Dataset rows describing interfaces
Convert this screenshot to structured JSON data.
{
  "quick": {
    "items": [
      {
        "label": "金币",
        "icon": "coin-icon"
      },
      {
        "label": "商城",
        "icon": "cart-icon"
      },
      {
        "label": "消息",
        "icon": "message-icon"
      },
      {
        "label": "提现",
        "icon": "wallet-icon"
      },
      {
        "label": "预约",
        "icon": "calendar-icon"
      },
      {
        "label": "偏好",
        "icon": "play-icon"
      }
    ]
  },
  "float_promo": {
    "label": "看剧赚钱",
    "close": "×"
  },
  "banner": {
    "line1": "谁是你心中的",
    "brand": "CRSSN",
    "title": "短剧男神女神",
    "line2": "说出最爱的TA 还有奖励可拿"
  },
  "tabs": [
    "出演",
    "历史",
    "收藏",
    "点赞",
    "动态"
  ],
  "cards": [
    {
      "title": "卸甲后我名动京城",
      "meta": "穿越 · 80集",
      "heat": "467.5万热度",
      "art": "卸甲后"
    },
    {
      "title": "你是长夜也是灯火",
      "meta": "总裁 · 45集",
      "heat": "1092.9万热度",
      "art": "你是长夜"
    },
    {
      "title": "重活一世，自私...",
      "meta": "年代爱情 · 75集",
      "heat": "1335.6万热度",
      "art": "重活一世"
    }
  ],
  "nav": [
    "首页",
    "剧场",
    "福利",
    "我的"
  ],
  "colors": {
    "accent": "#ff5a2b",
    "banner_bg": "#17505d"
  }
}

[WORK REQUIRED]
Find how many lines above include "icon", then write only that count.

[PROBLEM SOLUTION]
6